++++ Records for processing
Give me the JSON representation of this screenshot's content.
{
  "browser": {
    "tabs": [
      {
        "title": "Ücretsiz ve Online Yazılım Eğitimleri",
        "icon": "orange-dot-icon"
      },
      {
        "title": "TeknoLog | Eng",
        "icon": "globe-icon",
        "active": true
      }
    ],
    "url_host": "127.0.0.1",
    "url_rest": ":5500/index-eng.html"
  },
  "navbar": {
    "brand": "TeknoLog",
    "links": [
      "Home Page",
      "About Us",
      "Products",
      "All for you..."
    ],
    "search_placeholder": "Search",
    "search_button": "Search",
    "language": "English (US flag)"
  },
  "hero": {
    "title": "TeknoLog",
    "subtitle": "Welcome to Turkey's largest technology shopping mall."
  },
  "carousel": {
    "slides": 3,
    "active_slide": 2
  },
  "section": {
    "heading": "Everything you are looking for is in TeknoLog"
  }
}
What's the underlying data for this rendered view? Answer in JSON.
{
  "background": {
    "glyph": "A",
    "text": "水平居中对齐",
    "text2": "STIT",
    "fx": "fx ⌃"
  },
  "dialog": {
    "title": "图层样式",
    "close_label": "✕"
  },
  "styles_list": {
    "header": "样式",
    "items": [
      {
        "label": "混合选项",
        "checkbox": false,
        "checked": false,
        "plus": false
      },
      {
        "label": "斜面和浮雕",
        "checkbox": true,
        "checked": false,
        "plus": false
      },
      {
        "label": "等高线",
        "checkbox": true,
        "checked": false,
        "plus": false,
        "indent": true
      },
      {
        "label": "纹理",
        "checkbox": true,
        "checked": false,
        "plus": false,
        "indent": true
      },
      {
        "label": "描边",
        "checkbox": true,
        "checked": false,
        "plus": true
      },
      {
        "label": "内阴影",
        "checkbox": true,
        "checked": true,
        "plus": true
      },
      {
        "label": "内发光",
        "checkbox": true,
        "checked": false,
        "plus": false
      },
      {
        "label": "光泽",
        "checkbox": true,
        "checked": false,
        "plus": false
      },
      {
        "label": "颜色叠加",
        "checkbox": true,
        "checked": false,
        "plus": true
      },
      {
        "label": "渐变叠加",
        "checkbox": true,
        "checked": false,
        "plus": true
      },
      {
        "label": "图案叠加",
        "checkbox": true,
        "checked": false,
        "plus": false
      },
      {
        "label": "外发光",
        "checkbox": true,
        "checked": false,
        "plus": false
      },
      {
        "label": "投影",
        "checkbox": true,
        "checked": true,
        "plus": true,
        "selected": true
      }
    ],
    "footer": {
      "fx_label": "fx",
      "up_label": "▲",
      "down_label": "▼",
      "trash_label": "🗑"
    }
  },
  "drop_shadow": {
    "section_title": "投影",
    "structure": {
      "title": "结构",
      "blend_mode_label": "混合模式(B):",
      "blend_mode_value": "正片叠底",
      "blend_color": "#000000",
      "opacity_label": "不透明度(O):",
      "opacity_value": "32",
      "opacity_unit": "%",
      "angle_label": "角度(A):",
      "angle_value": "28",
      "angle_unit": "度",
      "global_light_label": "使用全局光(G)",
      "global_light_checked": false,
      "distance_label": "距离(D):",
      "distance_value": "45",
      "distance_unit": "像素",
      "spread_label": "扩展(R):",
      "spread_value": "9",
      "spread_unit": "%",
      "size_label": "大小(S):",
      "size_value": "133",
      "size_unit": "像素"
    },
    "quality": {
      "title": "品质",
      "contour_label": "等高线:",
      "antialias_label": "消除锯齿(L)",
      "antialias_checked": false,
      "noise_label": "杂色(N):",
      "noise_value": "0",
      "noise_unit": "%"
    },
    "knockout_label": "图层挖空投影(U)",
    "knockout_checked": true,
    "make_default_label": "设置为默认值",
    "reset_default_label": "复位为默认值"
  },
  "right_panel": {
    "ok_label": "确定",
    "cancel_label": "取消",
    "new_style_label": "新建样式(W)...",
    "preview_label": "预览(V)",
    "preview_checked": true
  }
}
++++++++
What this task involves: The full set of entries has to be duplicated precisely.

Task result:
Give me the JSON representation of this screenshot's content.
{
  "browser": {
    "tabs": [
      {
        "title": "Ücretsiz ve Online Yazılım Eğitimleri",
        "icon": "orange-dot-icon"
      },
      {
        "title": "TeknoLog | Eng",
        "icon": "globe-icon",
        "active": true
      }
    ],
    "url_host": "127.0.0.1",
    "url_rest": ":5500/index-eng.html"
  },
  "navbar": {
    "brand": "TeknoLog",
    "links": [
      "Home Page",
      "About Us",
      "Products",
      "All for you..."
    ],
    "search_placeholder": "Search",
    "search_button": "Search",
    "language": "English (US flag)"
  },
  "hero": {
    "title": "TeknoLog",
    "subtitle": "Welcome to Turkey's largest technology shopping mall."
  },
  "carousel": {
    "slides": 3,
    "active_slide": 2
  },
  "section": {
    "heading": "Everything you are looking for is in TeknoLog"
  }
}
What's the underlying data for this rendered view? Answer in JSON.
{
  "background": {
    "glyph": "A",
    "text": "水平居中对齐",
    "text2": "STIT",
    "fx": "fx ⌃"
  },
  "dialog": {
    "title": "图层样式",
    "close_label": "✕"
  },
  "styles_list": {
    "header": "样式",
    "items": [
      {
        "label": "混合选项",
        "checkbox": false,
        "checked": false,
        "plus": false
      },
      {
        "label": "斜面和浮雕",
        "checkbox": true,
        "checked": false,
        "plus": false
      },
      {
        "label": "等高线",
        "checkbox": true,
        "checked": false,
        "plus": false,
        "indent": true
      },
      {
        "label": "纹理",
        "checkbox": true,
        "checked": false,
        "plus": false,
        "indent": true
      },
      {
        "label": "描边",
        "checkbox": true,
        "checked": false,
        "plus": true
      },
      {
        "label": "内阴影",
        "checkbox": true,
        "checked": true,
        "plus": true
      },
      {
        "label": "内发光",
        "checkbox": true,
        "checked": false,
        "plus": false
      },
      {
        "label": "光泽",
        "checkbox": true,
        "checked": false,
        "plus": false
      },
      {
        "label": "颜色叠加",
        "checkbox": true,
        "checked": false,
        "plus": true
      },
      {
        "label": "渐变叠加",
        "checkbox": true,
        "checked": false,
        "plus": true
      },
      {
        "label": "图案叠加",
        "checkbox": true,
        "checked": false,
        "plus": false
      },
      {
        "label": "外发光",
        "checkbox": true,
        "checked": false,
        "plus": false
      },
      {
        "label": "投影",
        "checkbox": true,
        "checked": true,
        "plus": true,
        "selected": true
      }
    ],
    "footer": {
      "fx_label": "fx",
      "up_label": "▲",
      "down_label": "▼",
      "trash_label": "🗑"
    }
  },
  "drop_shadow": {
    "section_title": "投影",
    "structure": {
      "title": "结构",
      "blend_mode_label": "混合模式(B):",
      "blend_mode_value": "正片叠底",
      "blend_color": "#000000",
      "opacity_label": "不透明度(O):",
      "opacity_value": "32",
      "opacity_unit": "%",
      "angle_label": "角度(A):",
      "angle_value": "28",
      "angle_unit": "度",
      "global_light_label": "使用全局光(G)",
      "global_light_checked": false,
      "distance_label": "距离(D):",
      "distance_value": "45",
      "distance_unit": "像素",
      "spread_label": "扩展(R):",
      "spread_value": "9",
      "spread_unit": "%",
      "size_label": "大小(S):",
      "size_value": "133",
      "size_unit": "像素"
    },
    "quality": {
      "title": "品质",
      "contour_label": "等高线:",
      "antialias_label": "消除锯齿(L)",
      "antialias_checked": false,
      "noise_label": "杂色(N):",
      "noise_value": "0",
      "noise_unit": "%"
    },
    "knockout_label": "图层挖空投影(U)",
    "knockout_checked": true,
    "make_default_label": "设置为默认值",
    "reset_default_label": "复位为默认值"
  },
  "right_panel": {
    "ok_label": "确定",
    "cancel_label": "取消",
    "new_style_label": "新建样式(W)...",
    "preview_label": "预览(V)",
    "preview_checked": true
  }
}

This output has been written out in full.